Text: Chapter 2
Code: Sections 9.2 (load combinations), 9.3 (resistance factors)
Typical loads in buildings include:
Dead loads - permanent (non-changing) loads such as self weight of structure, floor and ceiling finishes, utilities, walls, permanent equipment, etc.
Live loads - loads that change frequently in magnitude and position such as building occupants, furniture,etc.
Wind - generates pressures and suctions on building components.
Snow - typically considered acting on roofs only.
Earthquake - inertial forces generated in structure as a result of ground motion.
Others - see textbook or ACI Code.
Individual loads need to be combined to account for the possibility of several acting at the same instant. In strength design philosophy, the loads are factored for the potential of loads exceeding the assumed values for design.
Load factors are typically 1.0 or greater; a factor of 0.9 (the only factor less than 1.0) is used in Eqs. 9-6 or 9-7 when the dead loads improve the stability of a structure. Load factor magnitudes depend on the variability observed for individual loads. For example, dead loads can be determined fairly accurately and do not vary much; therefore, the load factor for dead loads is relatively small compared with factors for other loads.
The following are the most commonly used load combinations for design of reinforced concrete structures (see ACI 318 section 9.2):
U = 1.4 D (Equation 9-1)
U = 1.2 D + 1.6 L (Equation 9-2)
U = 1.2 D + 1.6 W + 1.0 L (Equation 9-4)
Where U = factored load effect, D = dead load effect, L = live load effect, W = wind effect. A load effect is defined as the axial force, shear force, bending moment, or torsion caused by the application of loads to a structure. Design for all possible effects (P,V, M, or T) needs to be considered. The load factor on the live load, L, in equation 9-4 can be reduced to 0.5 except for garages, areas of public assembly, or all areas where the live load is greater than 100 psf.
Analysis of a structure for different load combinations is typically performed using computer software. A brief description of the procedure required to specify load combinations when using RISA2D is available here (172 KB).
Resistance (strength) Factors

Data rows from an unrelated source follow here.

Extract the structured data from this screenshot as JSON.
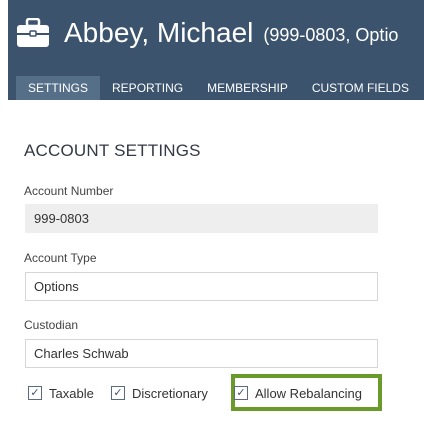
{
  "header": {
    "name": "Abbey, Michael",
    "subtitle": "(999-0803, Optio",
    "icon": "briefcase-icon"
  },
  "tabs": [
    {
      "label": "SETTINGS",
      "active": true
    },
    {
      "label": "REPORTING",
      "active": false
    },
    {
      "label": "MEMBERSHIP",
      "active": false
    },
    {
      "label": "CUSTOM FIELDS",
      "active": false
    }
  ],
  "account_settings": {
    "title": "ACCOUNT SETTINGS",
    "account_number": {
      "label": "Account Number",
      "value": "999-0803"
    },
    "account_type": {
      "label": "Account Type",
      "value": "Options"
    },
    "custodian": {
      "label": "Custodian",
      "value": "Charles Schwab"
    }
  },
  "checkboxes": [
    {
      "label": "Taxable",
      "checked": true
    },
    {
      "label": "Discretionary",
      "checked": true
    },
    {
      "label": "Allow Rebalancing",
      "checked": true
    }
  ],
  "colors": {
    "header_bg": "#3b536d",
    "active_tab_bg": "#566f89",
    "highlight": "#6a9a2a"
  }
}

Resistance factors are used to account for the variability in material strength or cross sectional dimensions that may occur during construction. These factors also account for variability in design equations. These factors are generally less or equal to 1.0 and depend on the strength being calculated (e.g. flexural strength, shear strength, etc.). Following is a list of the strength factors most commonly used for this class, as specified in ACI 318 section 9.3:
Flexure and Axial Load

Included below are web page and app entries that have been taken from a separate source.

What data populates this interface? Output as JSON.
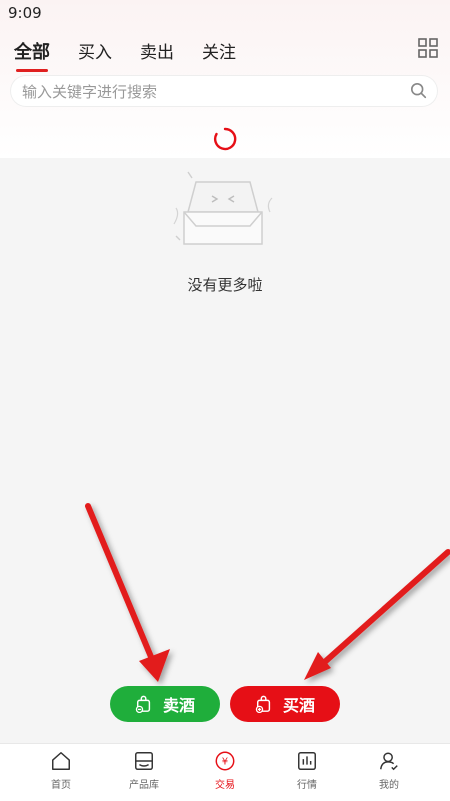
{
  "status_bar": {
    "time": "9:09"
  },
  "tabs": [
    {
      "label": "全部",
      "active": true
    },
    {
      "label": "买入",
      "active": false
    },
    {
      "label": "卖出",
      "active": false
    },
    {
      "label": "关注",
      "active": false
    }
  ],
  "search": {
    "placeholder": "输入关键字进行搜索"
  },
  "empty": {
    "message": "没有更多啦"
  },
  "actions": {
    "sell_label": "卖酒",
    "buy_label": "买酒"
  },
  "bottom_nav": [
    {
      "label": "首页",
      "icon": "home-icon"
    },
    {
      "label": "产品库",
      "icon": "product-library-icon"
    },
    {
      "label": "交易",
      "icon": "trade-icon",
      "active": true
    },
    {
      "label": "行情",
      "icon": "market-icon"
    },
    {
      "label": "我的",
      "icon": "profile-icon"
    }
  ],
  "colors": {
    "accent_red": "#e60f16",
    "accent_green": "#1fae3b",
    "background": "#f5f5f5"
  }
}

Tension Controlled Sections = 0.9
Compression controlled sections = 0.70 (spirally reinforced members); 0.65 (other reinforced members)
The strength factor (phi) changes with net tensile strain of the cross section as illustrated in the following figure:
Variation of phi factor with net tensile strain (ACI 318 Fig.R9.3.2)
Shear and Torsion = 0.75
Bearing on Concrete = 0.65
© 2006, Sergio F. Breña. This is the course Web site for CEE433, Department of Civil and Environmental Engineering. University of Massachusetts Amherst. Produced and maintained by Sergio F. Breña, firstname.lastname@example.org.